Inspiration for Writers, Inc.
Inspiration for Writers, Inc.


Home
About Us
Editorial Services
Ghostwriting
Workshops
Writing Tips
Blog
Success Stories
Testimonials
The Writing Life
Newsletters
Writing Merchandise
Links
Site Map
Contact us



Preditors &
                            Editors Site of Distinction



The Writing Life
Why I Write: The Awful Truth
by Sandy Tritt

I came out of the closet the day I attended my first prose workshop. I distributed copies of my manuscript to my fellow transgressors, hung my head, and whispered my admission: "My name is Sandy. I am a... writer." The members of this group understood what only those who have experienced such addictions can understand: Writing is not a job. It's not a hobby. It's a drive, as basic as eating and sleeping and drinking, as necessary as oxygen. It is something that is in me and must be released.

I have not always been ashamed of my passion. As a pre-teen, I eagerly told anyone who'd listen that I wanted to be a writer when I grew up.

"She'll outgrow it," my mother assured my father.

"Don't you mean a teacher?" my teacher asked.

"There are enough books already," the librarian said.

But I went on to college and majored in English Literature. I loved it. My counselor hated it. "You are so good in math. You need to think about the future." I didn't listen. "You can't pay the rent by writing." I didn't care. "You need a real job." I didn't need anything except a pen and a pad of paper. "Unless you want to depend on a man ... " And he had me. Those were fighting words in 1975. I Am Woman. I can do anything. Listen to me roar.
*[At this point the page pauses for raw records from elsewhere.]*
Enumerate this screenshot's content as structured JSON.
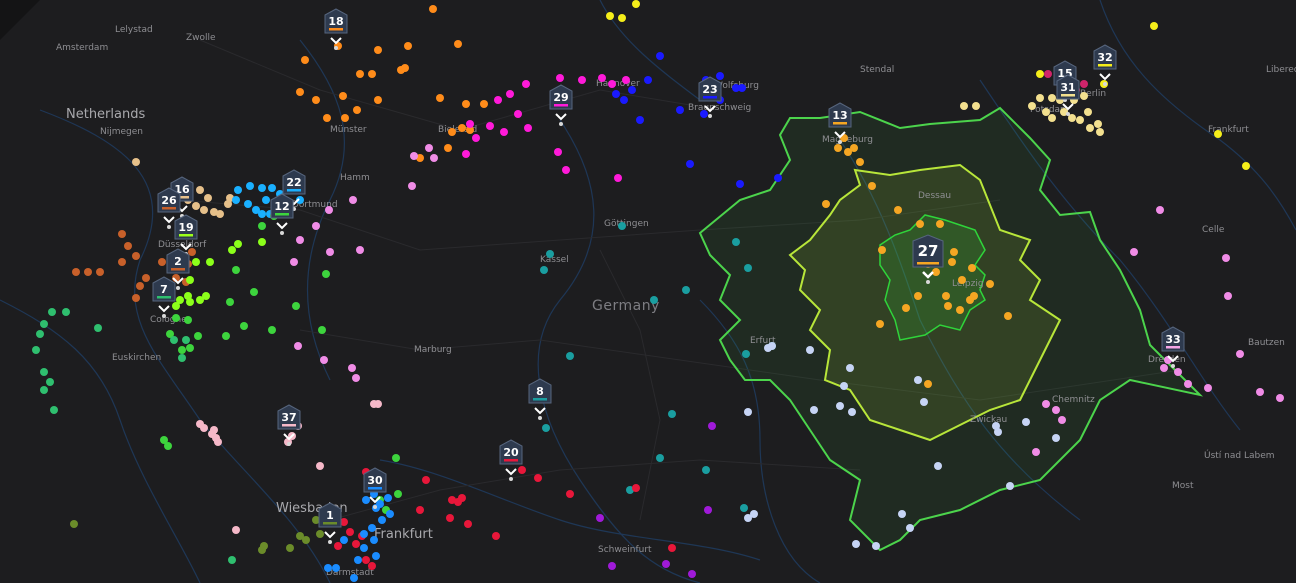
{
  "country_label": "Germany",
  "places": [
    {
      "id": "amsterdam",
      "name": "Amsterdam"
    },
    {
      "id": "zwolle",
      "name": "Zwolle"
    },
    {
      "id": "lelystad",
      "name": "Lelystad"
    },
    {
      "id": "netherlands",
      "name": "Netherlands"
    },
    {
      "id": "nijmegen",
      "name": "Nijmegen"
    },
    {
      "id": "munster",
      "name": "Münster"
    },
    {
      "id": "bielefeld",
      "name": "Bielefeld"
    },
    {
      "id": "hamm",
      "name": "Hamm"
    },
    {
      "id": "dortmund",
      "name": "Dortmund"
    },
    {
      "id": "dusseldorf",
      "name": "Düsseldorf"
    },
    {
      "id": "cologne",
      "name": "Cologne"
    },
    {
      "id": "euskirchen",
      "name": "Euskirchen"
    },
    {
      "id": "hannover",
      "name": "Hannover"
    },
    {
      "id": "wolfsburg",
      "name": "Wolfsburg"
    },
    {
      "id": "braunschweig",
      "name": "Braunschweig"
    },
    {
      "id": "stendal",
      "name": "Stendal"
    },
    {
      "id": "magdeburg",
      "name": "Magdeburg"
    },
    {
      "id": "potsdam",
      "name": "Potsdam"
    },
    {
      "id": "berlin",
      "name": "Berlin"
    },
    {
      "id": "gottingen",
      "name": "Göttingen"
    },
    {
      "id": "kassel",
      "name": "Kassel"
    },
    {
      "id": "dessau",
      "name": "Dessau"
    },
    {
      "id": "leipzig",
      "name": "Leipzig"
    },
    {
      "id": "marburg",
      "name": "Marburg"
    },
    {
      "id": "erfurt",
      "name": "Erfurt"
    },
    {
      "id": "zwickau",
      "name": "Zwickau"
    },
    {
      "id": "chemnitz",
      "name": "Chemnitz"
    },
    {
      "id": "dresden",
      "name": "Dresden"
    },
    {
      "id": "bautzen",
      "name": "Bautzen"
    },
    {
      "id": "celle",
      "name": "Celle"
    },
    {
      "id": "frankfurt_oder",
      "name": "Frankfurt"
    },
    {
      "id": "wiesbaden",
      "name": "Wiesbaden"
    },
    {
      "id": "frankfurt",
      "name": "Frankfurt"
    },
    {
      "id": "darmstadt",
      "name": "Darmstadt"
    },
    {
      "id": "schweinfurt",
      "name": "Schweinfurt"
    },
    {
      "id": "usti",
      "name": "Ústí nad Labem"
    },
    {
      "id": "most",
      "name": "Most"
    },
    {
      "id": "liberec",
      "name": "Liberec"
    }
  ],
  "clusters": [
    {
      "id": "18",
      "label": "18",
      "color": "#ff8c1a"
    },
    {
      "id": "29",
      "label": "29",
      "color": "#ff1ad9"
    },
    {
      "id": "23",
      "label": "23",
      "color": "#1a1aff"
    },
    {
      "id": "13",
      "label": "13",
      "color": "#f5a623"
    },
    {
      "id": "15",
      "label": "15",
      "color": "#d0246b"
    },
    {
      "id": "31",
      "label": "31",
      "color": "#f3e08f"
    },
    {
      "id": "32",
      "label": "32",
      "color": "#f5ee1a"
    },
    {
      "id": "16",
      "label": "16",
      "color": "#e6c08a"
    },
    {
      "id": "26",
      "label": "26",
      "color": "#c8602a"
    },
    {
      "id": "19",
      "label": "19",
      "color": "#9cff1a"
    },
    {
      "id": "22",
      "label": "22",
      "color": "#1ab0ff"
    },
    {
      "id": "12",
      "label": "12",
      "color": "#3dd43d"
    },
    {
      "id": "2",
      "label": "2",
      "color": "#c8602a"
    },
    {
      "id": "7",
      "label": "7",
      "color": "#2fbf6f"
    },
    {
      "id": "27",
      "label": "27",
      "color": "#f5a623"
    },
    {
      "id": "33",
      "label": "33",
      "color": "#f5a6e6"
    },
    {
      "id": "8",
      "label": "8",
      "color": "#1a9ea0"
    },
    {
      "id": "37",
      "label": "37",
      "color": "#f5b8c8"
    },
    {
      "id": "20",
      "label": "20",
      "color": "#e8173a"
    },
    {
      "id": "30",
      "label": "30",
      "color": "#1a8cff"
    },
    {
      "id": "1",
      "label": "1",
      "color": "#6b8c2a"
    }
  ],
  "isochrone_colors": {
    "outer": "#4cd44c",
    "middle": "#b8e63a",
    "inner": "#2fd43a"
  },
  "dot_groups": {
    "orange": "#ff8c1a",
    "magenta": "#ff1ad9",
    "blue": "#1a1aff",
    "amber": "#f5a623",
    "pink": "#f08ce6",
    "yellow": "#f5ee1a",
    "cream": "#f3e08f",
    "crimson": "#d0246b",
    "tan": "#e6c08a",
    "rust": "#c8602a",
    "sky": "#1ab0ff",
    "lime": "#8cff1a",
    "green": "#3dd43d",
    "teal": "#2fbf6f",
    "cyan": "#1a9ea0",
    "lavender": "#c6d4f5",
    "rose": "#f5b8c8",
    "red": "#e8173a",
    "azure": "#1a8cff",
    "olive": "#6b8c2a",
    "violet": "#a01ad9"
  }
}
I became a programmer. I learned to manipulate numbers to propagate whatever pretension was required: production is on schedule, customers are happy, the business is solvent. I learned to use fact to tell lies. But at night, my compulsion surfaced. I used liesmade-up stories about made-up people with made-up problemsto unearth the Truth. I wrote late into the night, the pen my secret lover, the paper my confidante. For ten years I satisfied my cravings with nocturnal fixes. Then, busy having babies and feeding babies and cleaning babies, my binders went to the attic and my pen went dry. I tried to compensate. I smoked. I drank. I binged on chocolate. But nothing satisfied that carnal craving.

One dayand I don't remember which day or what inspired itI retrieved those dusty three-ring binders and read the words I'd written years before. My heart beat faster. Sweat dotted my forehead. I couldn't stop. I read for days, my excitement growing. I spent weeks typing, months revising. I endured the rejection, the rewrites, the criticism. I embraced the joy, the pain, the fear. I submitted to my passion, finally admitting that awful truth: I still want to be a writer when I grow up.




1994 Sandy Tritt. All rights reserved. www.InspirationForWriters.com

You may reproduce portions of these essays and stories for educational purposes like writing workshops as long you distribute our copyright notice and our URL (InspirationForWriters.com) with each page. For use in conferences, websites, blogs or other uses not mentioned here, please contact us.





2009. Inspiration for Writers, Inc.